Every line of the material below that holds the string "JSON" should be copied.

◇ ◇ ◇ ◇

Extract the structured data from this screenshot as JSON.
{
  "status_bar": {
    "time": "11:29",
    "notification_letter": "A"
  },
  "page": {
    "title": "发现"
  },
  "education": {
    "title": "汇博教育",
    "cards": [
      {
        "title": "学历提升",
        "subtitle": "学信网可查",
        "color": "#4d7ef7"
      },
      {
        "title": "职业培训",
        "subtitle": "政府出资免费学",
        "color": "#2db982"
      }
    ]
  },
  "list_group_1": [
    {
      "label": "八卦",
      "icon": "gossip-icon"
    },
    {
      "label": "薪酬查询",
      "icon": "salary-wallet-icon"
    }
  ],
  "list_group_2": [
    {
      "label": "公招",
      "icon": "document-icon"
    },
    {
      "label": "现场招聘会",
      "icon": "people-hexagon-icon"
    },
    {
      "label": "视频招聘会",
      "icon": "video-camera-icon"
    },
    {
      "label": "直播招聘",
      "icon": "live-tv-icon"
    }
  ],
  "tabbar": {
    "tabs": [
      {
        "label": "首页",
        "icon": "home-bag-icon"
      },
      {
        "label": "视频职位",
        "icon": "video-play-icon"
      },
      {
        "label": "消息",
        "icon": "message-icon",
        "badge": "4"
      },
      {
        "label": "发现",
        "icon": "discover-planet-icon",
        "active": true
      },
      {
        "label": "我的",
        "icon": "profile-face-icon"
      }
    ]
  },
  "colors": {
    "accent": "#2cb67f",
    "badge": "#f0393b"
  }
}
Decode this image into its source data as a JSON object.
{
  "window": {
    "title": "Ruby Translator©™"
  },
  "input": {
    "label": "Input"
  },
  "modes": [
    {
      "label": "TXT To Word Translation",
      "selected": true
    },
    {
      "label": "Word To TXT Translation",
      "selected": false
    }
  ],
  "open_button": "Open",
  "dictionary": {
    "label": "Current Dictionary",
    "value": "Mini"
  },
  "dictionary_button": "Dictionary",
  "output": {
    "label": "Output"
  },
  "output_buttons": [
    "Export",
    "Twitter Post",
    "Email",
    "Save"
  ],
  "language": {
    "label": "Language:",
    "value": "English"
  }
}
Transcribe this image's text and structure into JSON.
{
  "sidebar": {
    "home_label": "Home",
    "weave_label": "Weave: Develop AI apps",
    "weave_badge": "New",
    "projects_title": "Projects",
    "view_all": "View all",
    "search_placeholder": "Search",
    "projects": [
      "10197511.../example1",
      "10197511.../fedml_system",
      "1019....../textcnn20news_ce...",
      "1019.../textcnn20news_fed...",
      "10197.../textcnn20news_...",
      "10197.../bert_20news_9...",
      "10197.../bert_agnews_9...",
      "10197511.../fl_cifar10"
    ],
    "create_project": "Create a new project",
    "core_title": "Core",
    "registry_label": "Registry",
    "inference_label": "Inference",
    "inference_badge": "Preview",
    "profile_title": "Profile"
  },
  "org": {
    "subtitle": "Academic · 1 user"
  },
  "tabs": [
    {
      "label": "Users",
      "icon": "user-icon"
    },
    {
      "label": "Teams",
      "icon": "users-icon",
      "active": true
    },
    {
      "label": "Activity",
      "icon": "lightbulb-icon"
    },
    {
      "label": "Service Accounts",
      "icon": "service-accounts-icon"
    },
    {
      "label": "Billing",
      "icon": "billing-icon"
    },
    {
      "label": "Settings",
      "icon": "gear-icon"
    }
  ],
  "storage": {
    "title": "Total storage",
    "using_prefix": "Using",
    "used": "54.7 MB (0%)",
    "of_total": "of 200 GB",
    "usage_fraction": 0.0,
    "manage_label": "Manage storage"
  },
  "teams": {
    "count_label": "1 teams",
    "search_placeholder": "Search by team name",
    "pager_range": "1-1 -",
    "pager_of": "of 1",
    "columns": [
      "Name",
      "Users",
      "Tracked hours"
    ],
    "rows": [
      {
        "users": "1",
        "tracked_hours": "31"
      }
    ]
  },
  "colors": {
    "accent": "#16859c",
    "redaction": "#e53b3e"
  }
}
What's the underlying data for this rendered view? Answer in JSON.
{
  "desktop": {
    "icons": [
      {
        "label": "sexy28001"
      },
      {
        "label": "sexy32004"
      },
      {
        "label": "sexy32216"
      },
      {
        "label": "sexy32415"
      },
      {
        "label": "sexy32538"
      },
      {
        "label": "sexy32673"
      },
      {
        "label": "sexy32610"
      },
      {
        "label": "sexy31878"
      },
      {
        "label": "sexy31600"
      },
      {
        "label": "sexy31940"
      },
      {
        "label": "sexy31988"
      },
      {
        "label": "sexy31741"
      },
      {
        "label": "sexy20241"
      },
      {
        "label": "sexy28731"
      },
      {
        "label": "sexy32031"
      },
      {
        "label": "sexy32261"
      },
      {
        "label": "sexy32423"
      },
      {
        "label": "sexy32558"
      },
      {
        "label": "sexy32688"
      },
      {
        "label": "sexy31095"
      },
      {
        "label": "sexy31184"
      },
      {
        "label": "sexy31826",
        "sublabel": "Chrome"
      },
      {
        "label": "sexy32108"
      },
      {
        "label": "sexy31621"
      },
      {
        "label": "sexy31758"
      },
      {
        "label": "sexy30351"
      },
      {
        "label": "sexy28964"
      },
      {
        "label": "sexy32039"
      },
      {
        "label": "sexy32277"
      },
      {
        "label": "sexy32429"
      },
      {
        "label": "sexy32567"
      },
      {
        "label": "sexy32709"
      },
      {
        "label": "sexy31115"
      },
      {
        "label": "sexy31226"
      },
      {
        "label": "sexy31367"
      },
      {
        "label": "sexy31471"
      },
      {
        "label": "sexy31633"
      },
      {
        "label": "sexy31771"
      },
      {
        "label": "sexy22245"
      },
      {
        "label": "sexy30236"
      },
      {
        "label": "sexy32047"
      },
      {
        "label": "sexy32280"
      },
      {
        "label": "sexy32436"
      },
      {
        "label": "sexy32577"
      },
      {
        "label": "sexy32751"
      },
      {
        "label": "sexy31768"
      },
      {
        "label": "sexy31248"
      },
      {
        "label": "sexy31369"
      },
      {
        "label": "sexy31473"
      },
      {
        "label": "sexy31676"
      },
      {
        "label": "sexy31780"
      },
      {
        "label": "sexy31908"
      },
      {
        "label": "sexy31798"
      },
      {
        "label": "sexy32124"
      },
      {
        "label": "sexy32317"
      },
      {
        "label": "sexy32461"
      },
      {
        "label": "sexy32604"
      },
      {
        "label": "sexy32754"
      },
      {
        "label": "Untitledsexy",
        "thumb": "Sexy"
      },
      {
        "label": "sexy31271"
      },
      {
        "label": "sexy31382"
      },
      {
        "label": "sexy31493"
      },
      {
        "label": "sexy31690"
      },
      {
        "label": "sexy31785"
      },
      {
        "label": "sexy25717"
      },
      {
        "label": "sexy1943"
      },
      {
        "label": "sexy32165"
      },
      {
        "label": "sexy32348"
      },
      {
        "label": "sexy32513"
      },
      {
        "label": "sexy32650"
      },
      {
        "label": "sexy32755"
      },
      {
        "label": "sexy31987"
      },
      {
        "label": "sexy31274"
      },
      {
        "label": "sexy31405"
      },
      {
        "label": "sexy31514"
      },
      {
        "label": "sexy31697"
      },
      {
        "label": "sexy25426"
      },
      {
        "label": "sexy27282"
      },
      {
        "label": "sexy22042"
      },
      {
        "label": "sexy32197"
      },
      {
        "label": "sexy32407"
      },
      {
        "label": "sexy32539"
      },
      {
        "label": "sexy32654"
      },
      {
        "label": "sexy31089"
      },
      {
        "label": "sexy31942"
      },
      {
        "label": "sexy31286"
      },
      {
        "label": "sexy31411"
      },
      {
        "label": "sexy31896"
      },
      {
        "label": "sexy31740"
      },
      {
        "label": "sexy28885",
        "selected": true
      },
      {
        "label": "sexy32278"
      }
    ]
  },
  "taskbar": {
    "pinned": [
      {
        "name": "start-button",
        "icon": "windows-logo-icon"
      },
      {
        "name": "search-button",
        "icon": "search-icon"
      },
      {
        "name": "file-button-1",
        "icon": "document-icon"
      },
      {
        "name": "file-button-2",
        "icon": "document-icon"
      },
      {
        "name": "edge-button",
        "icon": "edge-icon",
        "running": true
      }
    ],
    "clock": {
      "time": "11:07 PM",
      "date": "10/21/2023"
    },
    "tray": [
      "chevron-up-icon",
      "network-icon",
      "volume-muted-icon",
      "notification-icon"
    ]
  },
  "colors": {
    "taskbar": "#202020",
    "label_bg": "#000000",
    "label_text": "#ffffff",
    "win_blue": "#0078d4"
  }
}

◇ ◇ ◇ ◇

#### [Reply]
Extract the structured data from this screenshot as JSON.
Decode this image into its source data as a JSON object.
Transcribe this image's text and structure into JSON.
What's the underlying data for this rendered view? Answer in JSON.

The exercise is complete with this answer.